Common or uncommon (between 1 and 100 in every 1,000 users may be affected): none or reduced bleeding, tender breasts, breast enlargement, breast pain, decreased sexual desire, depression, headache, nervousness, migraine, dizziness, nausea, vomiting, acne, rash, nettle-rash (urticaria), fluid retention, high blood pressure.

Rare (between 1 and 10 in every 10,000 users may be affected): vaginal candidiasis (fungal infection), impaired hearing (otosclerosis), thromboembolism, hypersensitivity, increased sexual desire, eye irritation due to contact lens, loss of hair (alopecia), itching, skin disorders (erythema nodosum – a skin disease associated with joint pain, fever, hypersensitivity, or infection, characterized by small, painful, pink to blue nodules under the skin and on the shins that tend to recur; erythema multiforme – a skin disease characterized by solid raised spots on the skin or fluid-filled blisters, lesions and reddening or discoloration of the skin, often in concentric zones about the lesions), vaginal discharge, breast discharge.

Before you have any blood tests

Tell your doctor or the laboratory staff that you are taking the pill, because oral contraceptives can affect the results of some tests.

Reporting of side effects

If you get any side effects, talk to your doctor, pharmacist or nurse. This includes any possible side effects not listed in this leaflet. You can also report side effects directly via the Yellow Card Scheme at: www.mhra.gov.uk/yellowcard.

By reporting side effects you can help provide more information on the safety of this medicine.

5. How to store Bimizza tablets

Keep this medicine out of the sight and reach of children.

Do not store above 25°C. Store in original package in order to protect from moisture and light.

Expiry date

Do not use this medicine after the expiry date which is stated on the package after “EXP”. The expiry date refers to the last day of that month.

Do not throw away any medicines via wastewater or household waste. Ask your pharmacist how to throw away medicines you no longer use. These measures will help protect the environment.

6. Contents of the pack and other information

What Bimizza tablets contains

The active substances are desogestrel and ethinylestradiol.

The other ingredients are:

All-rac-alpha-tocopherol, potato starch, povidone (E1201), stearic acid (E570), silica colloidal anhydrous (E551) and lactose anhydrous.

What Bimizza tablets look like and contents of the pack

Each tablet is round, white to off-white, uncoated, biconvex, debossed with ‘141’ on one side and other side plain.

Each strip of Bimizza tablets contains 21 white tablets.

Each box of Bimizza tablets contains 1, 3 or 6 strips of 21 tablets provided with or without a desiccant.

Not all pack sizes may be marketed.

Marketing Authorisation Holder

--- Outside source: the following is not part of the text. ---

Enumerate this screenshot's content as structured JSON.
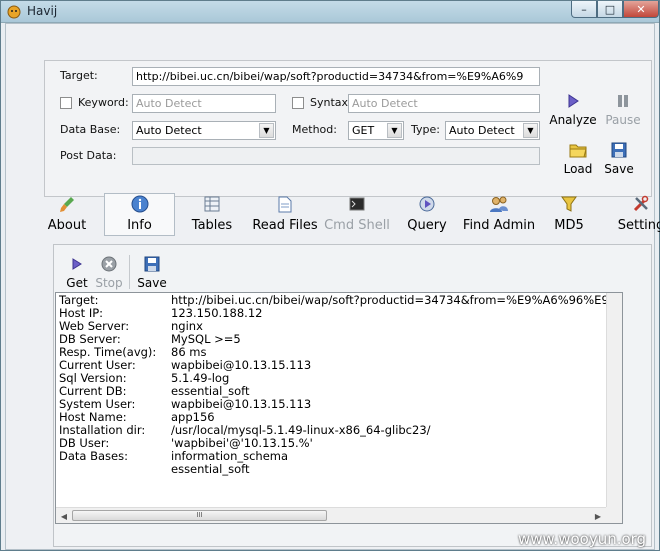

Morningside Healthcare Ltd
115 Narborough Road
Leicester
LE3 0PA
United Kingdom

Manufacturer

Morningside Pharmaceuticals Ltd
5 Pavilion Way
Castle Business Park
Loughborough
Leicestershire
LE11 5GW
United Kingdom

This leaflet was last revised in July 2017.